TALLAHASSEE — The fifth annual Tobacco Free Florida Week is being celebrated this week.

TALLAHASSEE — The fifth annual Tobacco Free Florida Week is being celebrated this week.

The event runs from April 6-13, and this year’s theme is “High Five: Celebrating Five Years of Tobacco Free Florida Week,” it will highlight progress made in protecting Floridians from tobacco’s deadly toll.

The Florida Department of Health’s Bureau of Tobacco Free Florida educates youth about the harmful effects of tobacco use, aids current tobacco users in their efforts to quit, and brings to light the impact tobacco has on Florida’s health and economy.

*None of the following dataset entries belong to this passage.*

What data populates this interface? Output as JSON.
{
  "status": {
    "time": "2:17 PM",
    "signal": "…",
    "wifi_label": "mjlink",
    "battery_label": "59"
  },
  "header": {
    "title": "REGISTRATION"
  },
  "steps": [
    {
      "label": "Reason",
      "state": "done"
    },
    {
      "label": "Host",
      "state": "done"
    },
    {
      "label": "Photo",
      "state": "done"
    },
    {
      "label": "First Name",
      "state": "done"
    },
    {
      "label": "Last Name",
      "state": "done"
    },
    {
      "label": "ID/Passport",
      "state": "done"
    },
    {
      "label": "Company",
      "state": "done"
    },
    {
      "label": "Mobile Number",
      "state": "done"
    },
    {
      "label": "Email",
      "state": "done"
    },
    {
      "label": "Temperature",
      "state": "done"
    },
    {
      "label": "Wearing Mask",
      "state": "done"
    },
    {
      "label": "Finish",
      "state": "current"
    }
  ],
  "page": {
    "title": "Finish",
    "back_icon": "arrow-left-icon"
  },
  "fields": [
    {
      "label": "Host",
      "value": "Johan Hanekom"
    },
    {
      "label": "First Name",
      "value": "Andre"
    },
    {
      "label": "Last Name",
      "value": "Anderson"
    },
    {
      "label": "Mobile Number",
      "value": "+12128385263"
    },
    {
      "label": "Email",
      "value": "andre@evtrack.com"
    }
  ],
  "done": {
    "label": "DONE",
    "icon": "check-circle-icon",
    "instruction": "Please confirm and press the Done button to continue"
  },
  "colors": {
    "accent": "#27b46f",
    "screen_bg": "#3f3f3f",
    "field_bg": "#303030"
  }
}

“"Each year, Tobacco Free Florida week turns up the heat on tobacco by educating Floridians about the dangers to health from smoking and chewing tobacco,” said State Surgeon General and Secretary of Health Dr. John Armstrong. “Florida has seen remarkable success in reducing smoking rates in recent years, one of the program’s many accomplishments that we will celebrate during this five-year anniversary.”

Since the inception of the Tobacco Free Florida program, the following milestones have been achieved:

Protecting the People:

• There are more than 500,000 fewer adult smokers in Florida.

• Tobacco Free Florida has helped 72,000i people quit through its 3 Ways to Quit services.

• There are now 70,000ii fewer youth smokers.

• There are more than 220,000iii fewer youth in Florida exposed to secondhand smoke, which contains a deadly mix of more than 7,000 chemicals, hundreds of which are toxic and 69 that can cause cancer.

Benefitting the State:

• The reduction in smokers has helped save more than $4.2 billion in personal health care costs.

• Twenty colleges and universities in Florida have taken the bold step to enact 100 percent smoke-free campus policies.

• In June 2011, Gov. Rick Scott signed a law amending the Florida Clean Indoor Air Act to give school boards the authority to designate all district property as tobacco free. Currently, all but two (65 total) school districts have implemented tobacco-related policies.

• More than 40 counties and more than 100 cities in the state have passed resolutions urging local vendors to cease the sale and marketing of all candy-flavored tobacco products, which target youth.